> [EXERCISE DIRECTIONS]
Search the data for "поведение". Each line containing it is to be copied.
EXERCISE DATA Block Start
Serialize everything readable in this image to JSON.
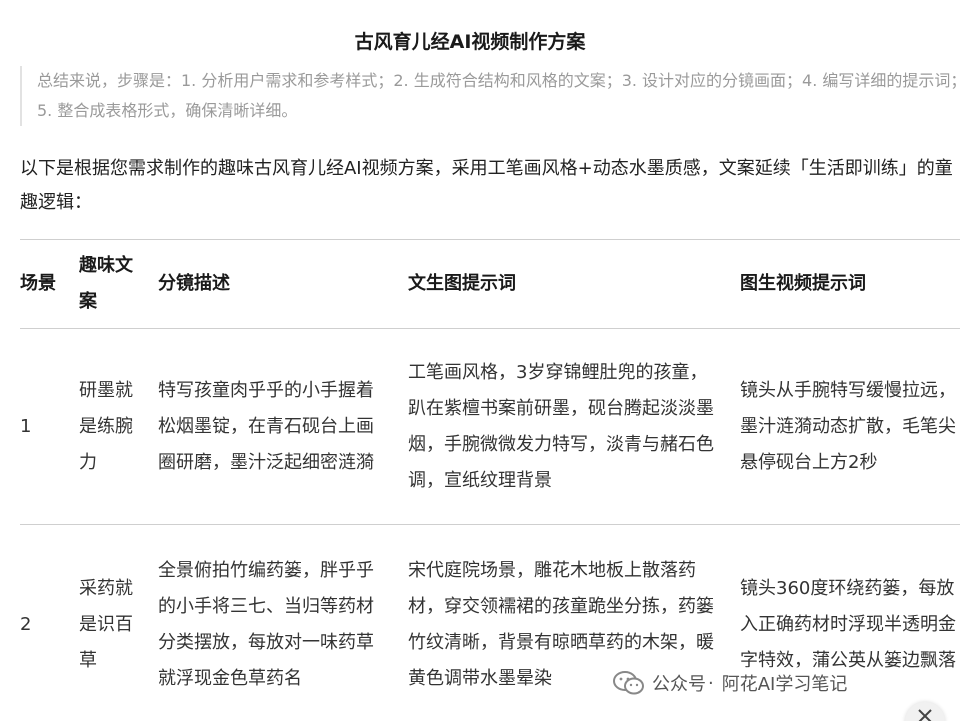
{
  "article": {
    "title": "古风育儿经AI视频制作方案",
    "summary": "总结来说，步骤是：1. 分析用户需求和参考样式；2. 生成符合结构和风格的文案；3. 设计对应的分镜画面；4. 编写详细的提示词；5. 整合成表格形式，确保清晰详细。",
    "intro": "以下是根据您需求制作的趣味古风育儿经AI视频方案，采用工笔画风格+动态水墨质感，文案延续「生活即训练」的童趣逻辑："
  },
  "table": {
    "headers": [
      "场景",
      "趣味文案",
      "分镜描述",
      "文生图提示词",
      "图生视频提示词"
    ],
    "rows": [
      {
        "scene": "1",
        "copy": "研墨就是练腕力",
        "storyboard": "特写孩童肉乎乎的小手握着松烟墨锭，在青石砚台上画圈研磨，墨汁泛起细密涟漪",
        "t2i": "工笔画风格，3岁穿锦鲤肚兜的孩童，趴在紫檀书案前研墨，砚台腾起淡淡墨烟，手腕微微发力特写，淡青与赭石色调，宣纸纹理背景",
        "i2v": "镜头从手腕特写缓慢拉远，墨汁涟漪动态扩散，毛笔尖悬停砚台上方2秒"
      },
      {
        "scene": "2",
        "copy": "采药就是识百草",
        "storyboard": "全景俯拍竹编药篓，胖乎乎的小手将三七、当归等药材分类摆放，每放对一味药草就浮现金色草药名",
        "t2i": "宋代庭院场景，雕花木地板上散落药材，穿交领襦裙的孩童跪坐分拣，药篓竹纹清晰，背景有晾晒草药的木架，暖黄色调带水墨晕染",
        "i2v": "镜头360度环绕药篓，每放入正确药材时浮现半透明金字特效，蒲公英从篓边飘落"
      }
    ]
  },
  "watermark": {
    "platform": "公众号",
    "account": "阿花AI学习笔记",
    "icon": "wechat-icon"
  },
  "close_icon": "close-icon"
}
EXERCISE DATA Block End
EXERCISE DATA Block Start
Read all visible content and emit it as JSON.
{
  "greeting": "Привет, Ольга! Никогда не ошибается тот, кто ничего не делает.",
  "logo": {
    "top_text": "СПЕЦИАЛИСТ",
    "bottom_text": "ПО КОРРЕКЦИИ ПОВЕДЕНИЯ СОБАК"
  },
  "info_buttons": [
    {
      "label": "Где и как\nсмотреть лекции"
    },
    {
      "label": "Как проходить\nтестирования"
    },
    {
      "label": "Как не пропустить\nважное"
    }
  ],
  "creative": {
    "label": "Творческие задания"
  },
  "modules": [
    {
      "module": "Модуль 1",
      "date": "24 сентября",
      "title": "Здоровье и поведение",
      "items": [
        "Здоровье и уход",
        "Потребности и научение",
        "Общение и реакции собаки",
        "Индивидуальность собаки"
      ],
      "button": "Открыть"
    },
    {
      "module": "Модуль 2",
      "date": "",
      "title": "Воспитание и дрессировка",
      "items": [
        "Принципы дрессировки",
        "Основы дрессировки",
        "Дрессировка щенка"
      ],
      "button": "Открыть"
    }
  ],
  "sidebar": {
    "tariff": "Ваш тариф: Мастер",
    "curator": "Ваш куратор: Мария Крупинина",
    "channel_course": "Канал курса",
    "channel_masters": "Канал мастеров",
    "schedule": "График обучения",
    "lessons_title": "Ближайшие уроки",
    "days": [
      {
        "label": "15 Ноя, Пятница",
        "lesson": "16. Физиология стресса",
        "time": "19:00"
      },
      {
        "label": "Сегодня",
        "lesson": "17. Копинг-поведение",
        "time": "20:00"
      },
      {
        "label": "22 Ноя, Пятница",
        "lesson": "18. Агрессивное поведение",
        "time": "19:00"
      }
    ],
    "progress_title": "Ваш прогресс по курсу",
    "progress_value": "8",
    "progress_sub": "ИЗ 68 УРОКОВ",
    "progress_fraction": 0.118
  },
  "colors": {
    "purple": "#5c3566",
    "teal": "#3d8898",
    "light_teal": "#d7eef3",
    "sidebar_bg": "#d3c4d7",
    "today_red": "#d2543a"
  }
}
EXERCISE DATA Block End
> [YOUR RESPONSE]
      "title": "Здоровье и поведение",
        "lesson": "17. Копинг-поведение",
        "lesson": "18. Агрессивное поведение",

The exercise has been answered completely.